— TASK INSTRUCTIONS —
Line by line, restate the material word for word, omitting any image.

+ + + +

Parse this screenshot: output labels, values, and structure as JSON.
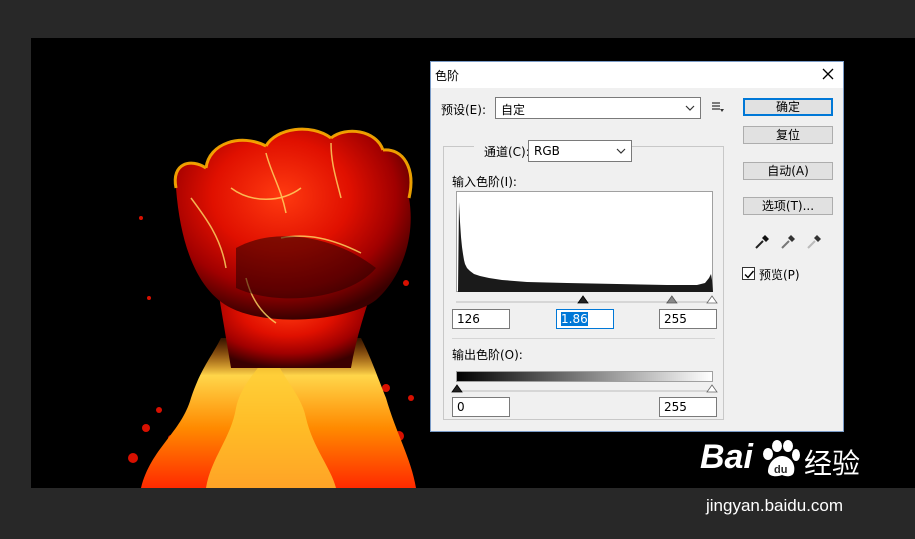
{
  "dialog": {
    "title": "色阶",
    "preset": {
      "label": "预设(E):",
      "value": "自定"
    },
    "channel": {
      "label": "通道(C):",
      "value": "RGB"
    },
    "input_levels": {
      "label": "输入色阶(I):",
      "black": "126",
      "gamma": "1.86",
      "white": "255"
    },
    "output_levels": {
      "label": "输出色阶(O):",
      "black": "0",
      "white": "255"
    },
    "buttons": {
      "ok": "确定",
      "reset": "复位",
      "auto": "自动(A)",
      "options": "选项(T)..."
    },
    "preview": {
      "label": "预览(P)",
      "checked": true
    },
    "eyedroppers": [
      "black-eyedropper-icon",
      "gray-eyedropper-icon",
      "white-eyedropper-icon"
    ],
    "sliders": {
      "input_black": 126,
      "input_gamma": 1.86,
      "input_white": 255,
      "output_black": 0,
      "output_white": 255
    }
  },
  "watermark": {
    "brand_left": "Bai",
    "brand_right": "经验",
    "url": "jingyan.baidu.com"
  },
  "colors": {
    "accent": "#0078d7",
    "canvas": "#000000",
    "workspace": "#282828"
  }
}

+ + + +

— EXERCISE ANSWER —
Parse this screenshot: output labels, values, and structure as JSON.
{
  "dialog": {
    "title": "色阶",
    "preset": {
      "label": "预设(E):",
      "value": "自定"
    },
    "channel": {
      "label": "通道(C):",
      "value": "RGB"
    },
    "input_levels": {
      "label": "输入色阶(I):",
      "black": "126",
      "gamma": "1.86",
      "white": "255"
    },
    "output_levels": {
      "label": "输出色阶(O):",
      "black": "0",
      "white": "255"
    },
    "buttons": {
      "ok": "确定",
      "reset": "复位",
      "auto": "自动(A)",
      "options": "选项(T)..."
    },
    "preview": {
      "label": "预览(P)",
      "checked": true
    },
    "eyedroppers": [
      "black-eyedropper-icon",
      "gray-eyedropper-icon",
      "white-eyedropper-icon"
    ],
    "sliders": {
      "input_black": 126,
      "input_gamma": 1.86,
      "input_white": 255,
      "output_black": 0,
      "output_white": 255
    }
  },
  "watermark": {
    "brand_left": "Bai",
    "brand_right": "经验",
    "url": "jingyan.baidu.com"
  },
  "colors": {
    "accent": "#0078d7",
    "canvas": "#000000",
    "workspace": "#282828"
  }
}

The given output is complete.